§ Task to carry out: Every entry below should be written out again exactly.
*** Working data ***
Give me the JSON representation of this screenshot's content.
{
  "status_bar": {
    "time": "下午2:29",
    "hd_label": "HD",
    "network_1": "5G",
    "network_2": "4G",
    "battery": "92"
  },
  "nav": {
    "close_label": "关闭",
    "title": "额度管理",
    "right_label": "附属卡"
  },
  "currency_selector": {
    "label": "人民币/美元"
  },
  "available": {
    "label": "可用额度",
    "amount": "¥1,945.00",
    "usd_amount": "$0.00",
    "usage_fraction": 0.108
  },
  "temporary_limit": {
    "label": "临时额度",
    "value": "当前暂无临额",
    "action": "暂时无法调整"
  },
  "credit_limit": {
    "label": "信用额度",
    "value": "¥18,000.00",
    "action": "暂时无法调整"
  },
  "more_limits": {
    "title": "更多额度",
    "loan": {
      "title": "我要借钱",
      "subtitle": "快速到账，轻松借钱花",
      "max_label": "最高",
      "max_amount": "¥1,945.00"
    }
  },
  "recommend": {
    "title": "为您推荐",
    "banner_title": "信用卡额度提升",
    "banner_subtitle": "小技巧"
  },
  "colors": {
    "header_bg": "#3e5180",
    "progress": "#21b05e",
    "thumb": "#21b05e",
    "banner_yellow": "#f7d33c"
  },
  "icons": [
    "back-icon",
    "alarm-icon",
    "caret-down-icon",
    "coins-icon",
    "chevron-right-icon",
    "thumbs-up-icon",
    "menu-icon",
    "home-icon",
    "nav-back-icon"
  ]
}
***
§ Solved problem:
Give me the JSON representation of this screenshot's content.
{
  "status_bar": {
    "time": "下午2:29",
    "hd_label": "HD",
    "network_1": "5G",
    "network_2": "4G",
    "battery": "92"
  },
  "nav": {
    "close_label": "关闭",
    "title": "额度管理",
    "right_label": "附属卡"
  },
  "currency_selector": {
    "label": "人民币/美元"
  },
  "available": {
    "label": "可用额度",
    "amount": "¥1,945.00",
    "usd_amount": "$0.00",
    "usage_fraction": 0.108
  },
  "temporary_limit": {
    "label": "临时额度",
    "value": "当前暂无临额",
    "action": "暂时无法调整"
  },
  "credit_limit": {
    "label": "信用额度",
    "value": "¥18,000.00",
    "action": "暂时无法调整"
  },
  "more_limits": {
    "title": "更多额度",
    "loan": {
      "title": "我要借钱",
      "subtitle": "快速到账，轻松借钱花",
      "max_label": "最高",
      "max_amount": "¥1,945.00"
    }
  },
  "recommend": {
    "title": "为您推荐",
    "banner_title": "信用卡额度提升",
    "banner_subtitle": "小技巧"
  },
  "colors": {
    "header_bg": "#3e5180",
    "progress": "#21b05e",
    "thumb": "#21b05e",
    "banner_yellow": "#f7d33c"
  },
  "icons": [
    "back-icon",
    "alarm-icon",
    "caret-down-icon",
    "coins-icon",
    "chevron-right-icon",
    "thumbs-up-icon",
    "menu-icon",
    "home-icon",
    "nav-back-icon"
  ]
}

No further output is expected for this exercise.